a second strip of sealing material placed over said cable and engaging said first strip of sealing material; and

said end pieces being brought into abutting relationship. 2. A method of installing a pair of mating, foam-filled end pieces around a cable to form an end seal for a splice case to contain said cable comprising:

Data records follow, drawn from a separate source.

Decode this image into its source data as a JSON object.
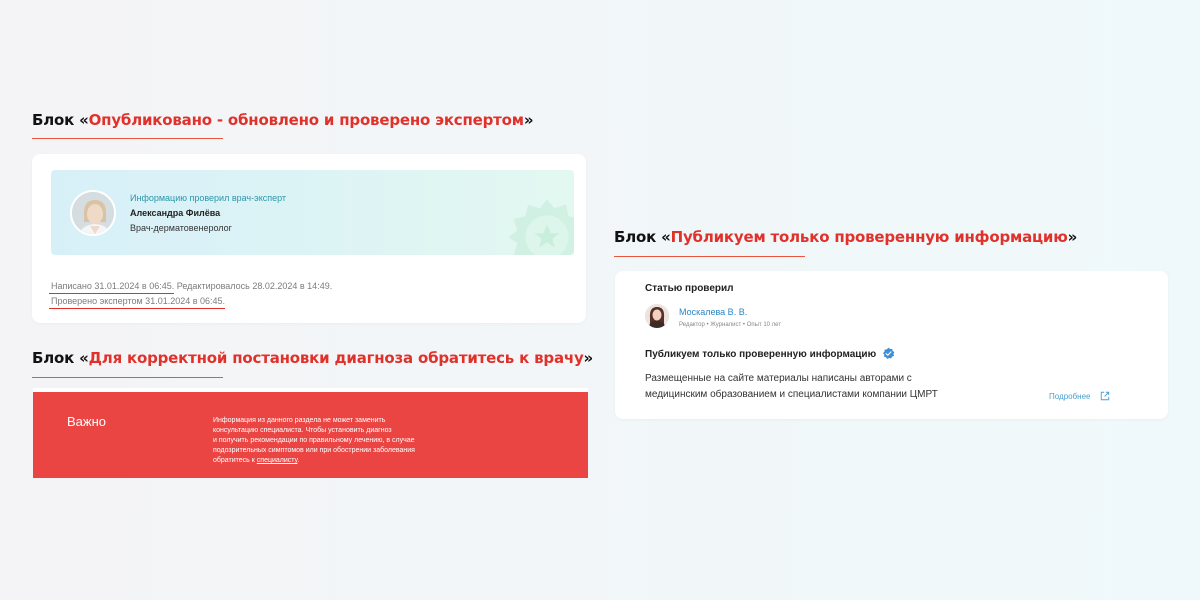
{
  "block1": {
    "title_prefix": "Блок «",
    "title_accent": "Опубликовано - обновлено и проверено экспертом",
    "title_suffix": "»",
    "expert_pretitle": "Информацию проверил врач-эксперт",
    "expert_name": "Александра Филёва",
    "expert_role": "Врач-дерматовенеролог",
    "written": "Написано 31.01.2024 в 06:45",
    "edited": ". Редактировалось 28.02.2024 в 14:49.",
    "checked": "Проверено экспертом 31.01.2024 в 06:45",
    "checked_tail": "."
  },
  "block2": {
    "title_prefix": "Блок «",
    "title_accent": "Для корректной постановки диагноза обратитесь к врачу",
    "title_suffix": "»",
    "label": "Важно",
    "text_line1": "Информация из данного раздела не может заменить",
    "text_line2": "консультацию специалиста. Чтобы установить диагноз",
    "text_line3": "и получить рекомендации по правильному лечению, в случае",
    "text_line4": "подозрительных симптомов или при обострении заболевания",
    "text_line5_pre": "обратитесь к ",
    "text_link": "специалисту",
    "text_line5_post": ".",
    "bg_color": "#eb4543"
  },
  "block3": {
    "title_prefix": "Блок «",
    "title_accent": "Публикуем только проверенную информацию",
    "title_suffix": "»",
    "checked_title": "Статью проверил",
    "author_name": "Москалева В. В.",
    "author_meta": "Редактор • Журналист • Опыт 10 лет",
    "headline": "Публикуем только проверенную информацию",
    "body_line1": "Размещенные на сайте материалы написаны авторами с",
    "body_line2": "медицинским образованием и специалистами компании ЦМРТ",
    "more_link": "Подробнее"
  },
  "colors": {
    "accent": "#e0312b",
    "link": "#2a87c7",
    "verified": "#3d8fd6"
  },
  "icons": {
    "verified": "verified-badge-icon",
    "external": "external-link-icon",
    "gear": "gear-star-icon"
  }
}
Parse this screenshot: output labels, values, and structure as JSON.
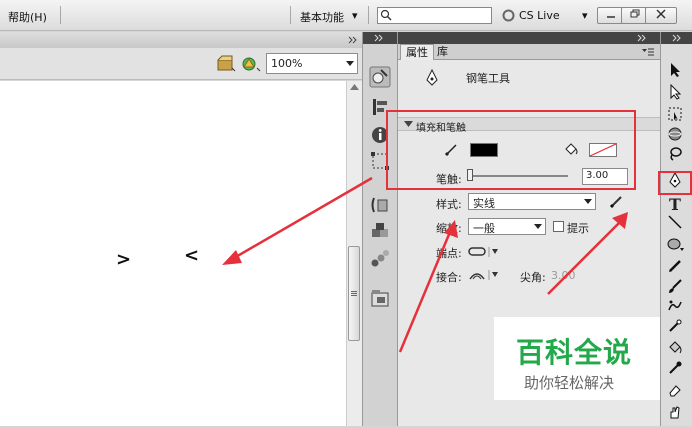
{
  "menubar": {
    "help_menu": "帮助(H)",
    "workspace": "基本功能",
    "workspace_arrow": "▾",
    "cs_live": "CS Live",
    "cs_live_arrow": "▾"
  },
  "stage": {
    "zoom_value": "100%",
    "canvas_glyph_right": ">",
    "canvas_glyph_left": "<"
  },
  "panel": {
    "tabs": [
      {
        "label": "属性"
      },
      {
        "label": "库"
      }
    ],
    "tool_name": "钢笔工具",
    "fill_stroke_section": "填充和笔触",
    "stroke_label": "笔触:",
    "stroke_value": "3.00",
    "style_label": "样式:",
    "style_value": "实线",
    "scale_label": "缩放:",
    "scale_value": "一般",
    "hint_label": "提示",
    "cap_label": "端点:",
    "join_label": "接合:",
    "miter_label": "尖角:",
    "miter_value": "3.00"
  },
  "watermark": {
    "title": "百科全说",
    "subtitle": "助你轻松解决"
  },
  "colors": {
    "accent_red": "#e4313b",
    "watermark_green": "#23a84a"
  }
}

forming a channel in each of said. end pieces to receive said positioning said cable in said channel over said strip of sealing material; positioning a'second strip of sealing materialover said cable, said second strip of sealing material engaging said first strip of sealing material; and bringing said other end piece into abutting relationship with a said oneend piece, the channel .in-said other end piece receiving said second strip of mastic and a portion of said cable. i 3. An end piece for use in constructing an end seal for a splice case comprising a semicylindrical hollow shell of hard plastic materiaL said shell having end walls and a peripheral wall forming anopen upper surface; and a body of cutable foamed plastic material impervious to air positioned within said shell and bonded to the walls-thereof, the upper surface of said body of foamed material being substantially flush with the upper surfaces of said walls of said shell.

4. The end piece of claim 3 wherein said body of foamed material is foamed in place within said shell.

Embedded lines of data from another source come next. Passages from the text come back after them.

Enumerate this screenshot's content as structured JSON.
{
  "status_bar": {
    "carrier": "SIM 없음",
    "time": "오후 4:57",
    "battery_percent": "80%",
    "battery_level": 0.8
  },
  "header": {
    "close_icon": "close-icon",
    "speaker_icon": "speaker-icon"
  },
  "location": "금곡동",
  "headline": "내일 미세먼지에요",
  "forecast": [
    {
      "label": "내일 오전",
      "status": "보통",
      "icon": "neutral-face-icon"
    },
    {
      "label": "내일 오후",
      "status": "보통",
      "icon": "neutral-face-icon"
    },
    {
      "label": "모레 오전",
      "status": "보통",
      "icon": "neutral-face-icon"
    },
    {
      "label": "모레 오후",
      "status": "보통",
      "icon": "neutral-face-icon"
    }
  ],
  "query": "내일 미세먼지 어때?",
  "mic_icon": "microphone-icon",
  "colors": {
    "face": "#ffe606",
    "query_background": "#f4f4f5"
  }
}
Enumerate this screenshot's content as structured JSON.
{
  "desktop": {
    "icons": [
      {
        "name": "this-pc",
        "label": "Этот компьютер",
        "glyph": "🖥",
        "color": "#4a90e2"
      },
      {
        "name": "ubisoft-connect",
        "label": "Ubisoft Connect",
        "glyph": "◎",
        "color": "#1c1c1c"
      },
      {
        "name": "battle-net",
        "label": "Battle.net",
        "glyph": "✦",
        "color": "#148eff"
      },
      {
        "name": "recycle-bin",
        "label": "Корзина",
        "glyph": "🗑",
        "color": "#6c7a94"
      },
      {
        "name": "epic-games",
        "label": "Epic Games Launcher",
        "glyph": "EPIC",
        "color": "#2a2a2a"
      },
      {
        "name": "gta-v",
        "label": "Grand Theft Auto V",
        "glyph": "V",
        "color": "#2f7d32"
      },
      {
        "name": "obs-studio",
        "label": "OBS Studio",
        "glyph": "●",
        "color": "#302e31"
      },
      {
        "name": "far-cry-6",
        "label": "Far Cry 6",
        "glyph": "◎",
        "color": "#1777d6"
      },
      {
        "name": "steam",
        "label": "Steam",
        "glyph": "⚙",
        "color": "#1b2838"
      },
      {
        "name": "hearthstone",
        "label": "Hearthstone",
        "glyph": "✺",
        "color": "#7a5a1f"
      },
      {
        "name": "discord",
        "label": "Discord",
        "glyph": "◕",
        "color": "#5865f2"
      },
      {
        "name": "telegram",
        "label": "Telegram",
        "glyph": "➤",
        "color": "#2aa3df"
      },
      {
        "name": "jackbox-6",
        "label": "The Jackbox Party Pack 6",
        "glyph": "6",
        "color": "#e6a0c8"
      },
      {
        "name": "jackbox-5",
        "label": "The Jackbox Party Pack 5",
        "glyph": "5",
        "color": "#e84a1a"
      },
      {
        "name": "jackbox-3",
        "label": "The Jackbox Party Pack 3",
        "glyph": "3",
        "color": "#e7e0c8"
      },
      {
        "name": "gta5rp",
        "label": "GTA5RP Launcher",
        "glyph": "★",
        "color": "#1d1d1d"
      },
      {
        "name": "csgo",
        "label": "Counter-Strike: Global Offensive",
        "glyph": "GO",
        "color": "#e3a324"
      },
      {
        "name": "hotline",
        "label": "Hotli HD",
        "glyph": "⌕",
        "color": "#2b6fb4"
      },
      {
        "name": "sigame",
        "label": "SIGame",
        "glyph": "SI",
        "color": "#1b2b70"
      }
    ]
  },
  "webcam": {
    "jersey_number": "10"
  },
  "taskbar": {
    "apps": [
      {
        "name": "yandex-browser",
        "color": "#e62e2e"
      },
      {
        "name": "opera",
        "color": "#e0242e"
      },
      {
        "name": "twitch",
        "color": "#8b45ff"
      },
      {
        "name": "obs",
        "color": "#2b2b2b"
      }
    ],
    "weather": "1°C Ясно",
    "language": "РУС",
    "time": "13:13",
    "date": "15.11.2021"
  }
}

5. The end piece of claim 3 wherein said body of .foamed material is preformed and bonded in position by a layer of ad- I -hesive material.

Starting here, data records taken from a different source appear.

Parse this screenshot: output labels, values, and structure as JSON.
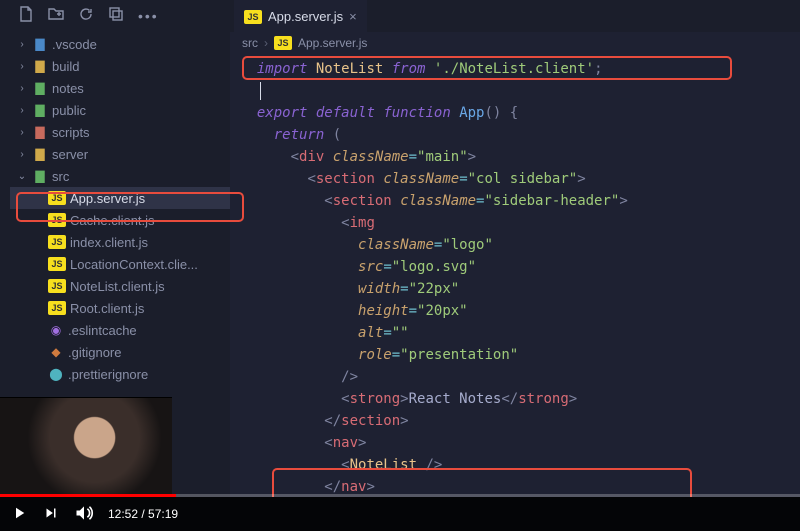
{
  "editor": {
    "tab": {
      "label": "App.server.js",
      "icon": "JS"
    },
    "breadcrumb": {
      "part1": "src",
      "part2": "App.server.js",
      "icon": "JS"
    }
  },
  "tree": {
    "items": [
      {
        "name": ".vscode",
        "kind": "folder",
        "color": "blue",
        "expanded": false,
        "depth": 0
      },
      {
        "name": "build",
        "kind": "folder",
        "color": "yellow",
        "expanded": false,
        "depth": 0
      },
      {
        "name": "notes",
        "kind": "folder",
        "color": "green",
        "expanded": false,
        "depth": 0
      },
      {
        "name": "public",
        "kind": "folder",
        "color": "green",
        "expanded": false,
        "depth": 0
      },
      {
        "name": "scripts",
        "kind": "folder",
        "color": "red",
        "expanded": false,
        "depth": 0
      },
      {
        "name": "server",
        "kind": "folder",
        "color": "yellow",
        "expanded": false,
        "depth": 0
      },
      {
        "name": "src",
        "kind": "folder",
        "color": "green",
        "expanded": true,
        "depth": 0
      },
      {
        "name": "App.server.js",
        "kind": "js",
        "depth": 1,
        "selected": true
      },
      {
        "name": "Cache.client.js",
        "kind": "js",
        "depth": 1
      },
      {
        "name": "index.client.js",
        "kind": "js",
        "depth": 1
      },
      {
        "name": "LocationContext.clie...",
        "kind": "js",
        "depth": 1
      },
      {
        "name": "NoteList.client.js",
        "kind": "js",
        "depth": 1
      },
      {
        "name": "Root.client.js",
        "kind": "js",
        "depth": 1
      },
      {
        "name": ".eslintcache",
        "kind": "dot-purple",
        "depth": 1
      },
      {
        "name": ".gitignore",
        "kind": "dot-orange",
        "depth": 1
      },
      {
        "name": ".prettierignore",
        "kind": "dot-teal",
        "depth": 1
      }
    ]
  },
  "code": {
    "lines": [
      {
        "ind": 0,
        "seg": [
          [
            "kw",
            "import"
          ],
          [
            "",
            " "
          ],
          [
            "cls",
            "NoteList"
          ],
          [
            "",
            " "
          ],
          [
            "kw",
            "from"
          ],
          [
            "",
            " "
          ],
          [
            "str",
            "'./NoteList.client'"
          ],
          [
            "punc",
            ";"
          ]
        ]
      },
      {
        "ind": 0,
        "seg": []
      },
      {
        "ind": 0,
        "seg": [
          [
            "kw",
            "export"
          ],
          [
            "",
            " "
          ],
          [
            "kw",
            "default"
          ],
          [
            "",
            " "
          ],
          [
            "kw",
            "function"
          ],
          [
            "",
            " "
          ],
          [
            "fn",
            "App"
          ],
          [
            "punc",
            "()"
          ],
          [
            "",
            " "
          ],
          [
            "punc",
            "{"
          ]
        ]
      },
      {
        "ind": 1,
        "seg": [
          [
            "kw",
            "return"
          ],
          [
            "",
            " "
          ],
          [
            "punc",
            "("
          ]
        ]
      },
      {
        "ind": 2,
        "seg": [
          [
            "punc",
            "<"
          ],
          [
            "tag",
            "div"
          ],
          [
            "",
            " "
          ],
          [
            "attr",
            "className"
          ],
          [
            "op",
            "="
          ],
          [
            "str",
            "\"main\""
          ],
          [
            "punc",
            ">"
          ]
        ]
      },
      {
        "ind": 3,
        "seg": [
          [
            "punc",
            "<"
          ],
          [
            "tag",
            "section"
          ],
          [
            "",
            " "
          ],
          [
            "attr",
            "className"
          ],
          [
            "op",
            "="
          ],
          [
            "str",
            "\"col sidebar\""
          ],
          [
            "punc",
            ">"
          ]
        ]
      },
      {
        "ind": 4,
        "seg": [
          [
            "punc",
            "<"
          ],
          [
            "tag",
            "section"
          ],
          [
            "",
            " "
          ],
          [
            "attr",
            "className"
          ],
          [
            "op",
            "="
          ],
          [
            "str",
            "\"sidebar-header\""
          ],
          [
            "punc",
            ">"
          ]
        ]
      },
      {
        "ind": 5,
        "seg": [
          [
            "punc",
            "<"
          ],
          [
            "tag",
            "img"
          ]
        ]
      },
      {
        "ind": 6,
        "seg": [
          [
            "attr",
            "className"
          ],
          [
            "op",
            "="
          ],
          [
            "str",
            "\"logo\""
          ]
        ]
      },
      {
        "ind": 6,
        "seg": [
          [
            "attr",
            "src"
          ],
          [
            "op",
            "="
          ],
          [
            "str",
            "\"logo.svg\""
          ]
        ]
      },
      {
        "ind": 6,
        "seg": [
          [
            "attr",
            "width"
          ],
          [
            "op",
            "="
          ],
          [
            "str",
            "\"22px\""
          ]
        ]
      },
      {
        "ind": 6,
        "seg": [
          [
            "attr",
            "height"
          ],
          [
            "op",
            "="
          ],
          [
            "str",
            "\"20px\""
          ]
        ]
      },
      {
        "ind": 6,
        "seg": [
          [
            "attr",
            "alt"
          ],
          [
            "op",
            "="
          ],
          [
            "str",
            "\"\""
          ]
        ]
      },
      {
        "ind": 6,
        "seg": [
          [
            "attr",
            "role"
          ],
          [
            "op",
            "="
          ],
          [
            "str",
            "\"presentation\""
          ]
        ]
      },
      {
        "ind": 5,
        "seg": [
          [
            "punc",
            "/>"
          ]
        ]
      },
      {
        "ind": 5,
        "seg": [
          [
            "punc",
            "<"
          ],
          [
            "tag",
            "strong"
          ],
          [
            "punc",
            ">"
          ],
          [
            "",
            "React Notes"
          ],
          [
            "punc",
            "</"
          ],
          [
            "tag",
            "strong"
          ],
          [
            "punc",
            ">"
          ]
        ]
      },
      {
        "ind": 4,
        "seg": [
          [
            "punc",
            "</"
          ],
          [
            "tag",
            "section"
          ],
          [
            "punc",
            ">"
          ]
        ]
      },
      {
        "ind": 4,
        "seg": [
          [
            "punc",
            "<"
          ],
          [
            "tag",
            "nav"
          ],
          [
            "punc",
            ">"
          ]
        ]
      },
      {
        "ind": 5,
        "seg": [
          [
            "punc",
            "<"
          ],
          [
            "cls",
            "NoteList"
          ],
          [
            "",
            " "
          ],
          [
            "punc",
            "/>"
          ]
        ]
      },
      {
        "ind": 4,
        "seg": [
          [
            "punc",
            "</"
          ],
          [
            "tag",
            "nav"
          ],
          [
            "punc",
            ">"
          ]
        ]
      }
    ]
  },
  "video": {
    "current": "12:52",
    "duration": "57:19"
  }
}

Referenced by
Citing PatentFiling datePublication dateApplicantTitle
US3692926 *Jul 6, 1971Sep 19, 1972Smith Schreyer & Assoc IncAlignable end seals for a splice case
US4538021 *Apr 6, 1984Aug 27, 1985At&T Bell Laboratories, Inc.Cable closure having asymmetrical end plate assembly
US4558174 *Apr 6, 1984Dec 10, 1985At&T Bell LaboratoriesCable closure
US4665279 *Mar 31, 1986May 12, 1987Mpx Systems, Inc.Protective container for transmission cable splice
US4701574 *May 2, 1985Oct 20, 1987Raychem Corp.Cable sealing apparatus
US4724278 *Dec 9, 1985Feb 9, 1988American Telephone And Telegraph Company At&T Bell LaboratoriesPedestal enclosure with contaminant barrier
US4942270 *Jul 12, 1988Jul 17, 1990Raychem CorporationCable sealing apparatus comprising heat resistant gel compositions
US5016952 *Dec 22, 1989May 21, 1991At&T Bell LaboratoriesCable closure including superabsorbent foam water blocking system and methods of using same
US7253362 *Jun 7, 2006Aug 7, 20073M Innovative Properties CompanyClosure with wrapped cable
US7304242Jun 7, 2006Dec 4, 20073M Innovative Properties CompanyShrinkable closure
US7304244Jun 7, 2006Dec 4, 20073M Innovative Properties CompanyMethod of making closure housing for sealing
US7307219 *Jun 7, 2006Dec 11, 20073M Innovative Properties CompanyClosure housing for sealing
US7531748Jun 7, 2006May 12, 20093M Innovative Properties CompanySealing apparatus
US8841553Sep 9, 2011Sep 23, 20143M Innovative Properties CompanyEnclosure for a cable connection
DE3302677A1 *Jan 27, 1983Aug 2, 1984Preformed Line Products CoCavity end closure
EP0156441A2 *Mar 22, 1985Oct 2, 1985Harumoto Iron Works Co., Ltd.Armor for bridge cable
EP0191609A1 *Feb 6, 1986Aug 20, 1986RAYCHEM CORPORATION (a Delaware corporation)Cable sealing apparatus
EP0430016A2 *Nov 19, 1990Jun 5, 1991Hans BrandnerDevice for sealing a cable feed-through hole in a switchgear cubicle
WO1995012235A1 *Oct 27, 1994May 4, 1995Raychem LtdMethod of sealing cable entries using a sealing gel
WO2000049697A1 *Feb 16, 2000Aug 24, 2000Delatouche Jean LouisDevice for protecting splices
WO2008077393A1 *Dec 21, 2007Jul 3, 2008Cellpack GmbhFilling and sealing system for electrically insulating housings and claddings for accommodating cable and line connections
WO2012054147A2 *Sep 9, 2011Apr 26, 20123M Innovative Properties CompanyEnclosure for a cable connection
U.S. Classification277/314, 174/77.00R, 277/617, 277/316, 174/92, 277/627
International ClassificationF16L55/10, F16G11/00, H02G15/00, H02G15/013, H02G15/113, H02G15/10
Cooperative ClassificationH02G15/113, H02G15/013, F16L55/10, F16G11/00
European ClassificationH02G15/113, F16G11/00, H02G15/013, F16L55/10